News: Adding Depth to Your Game
Amid all the racket and rumble on the GDC expo floor last week, a few vendors were focused on expanding gamers' visual experience. Specifically, several companies are manufacturing gear that will add a 3D experience to the games that you're already playing.
Different companies are taking different approaches to creating 3D games. For instance, iZ3D is building an LCD monitor that does the work by actually incorporating two LCD screens, one in front of the other, but offset slightly to create the 3D effect. The user wears a pair of polarized glasses that screen the images to the left and right eyes and create the stereoscopic effect. The company is offering a 17? and a 22?model, and the larger of the two is at 1680 x 1050 with a 5ms response time. So far, they've certified over 60 games as working with their equipment, including Battlefield 2, Rome: Total War, and Fable: The Lost Chapters. The experience won't be cheap, though, with the 22? model running close to $1000.
On there other hand, there's Icuiti's VR goggles which include built-in headphones, 3D depth, and even head tracking and a microphone in one model. Like the iZ3D monitor, the Icuiti goggles use their own drivers to add 3D to existing games?they were demoing World of Warcraft and Unreal Tournament 2004. The goggles place a 640 x 480 pixel LCD display in front of each eye to simulate a 62? screen in 3D. The headset is light, weighing in at about three ounces, so prolonged wearing shouldn't be a problem. The higher-end model features a built-in microphone and three degrees of freedom head tracking that allows the user to look around in-game independent of mouse or keyboard movement.

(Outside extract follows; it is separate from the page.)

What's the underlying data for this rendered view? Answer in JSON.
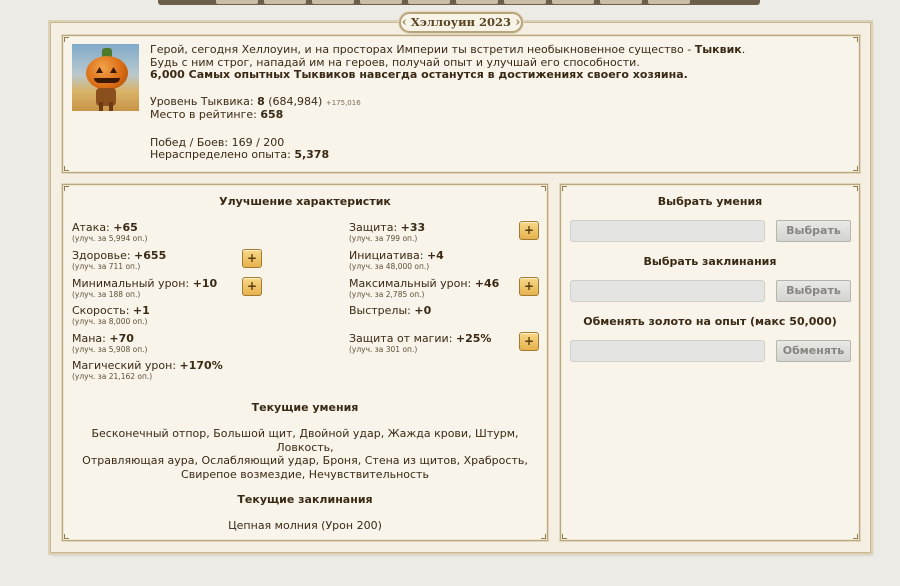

At $350-395, Icuiti's offering is a bit more reasonable than iZ3D's. Maybe that will help offset the distinctly TRON-ish feeling of wearing them.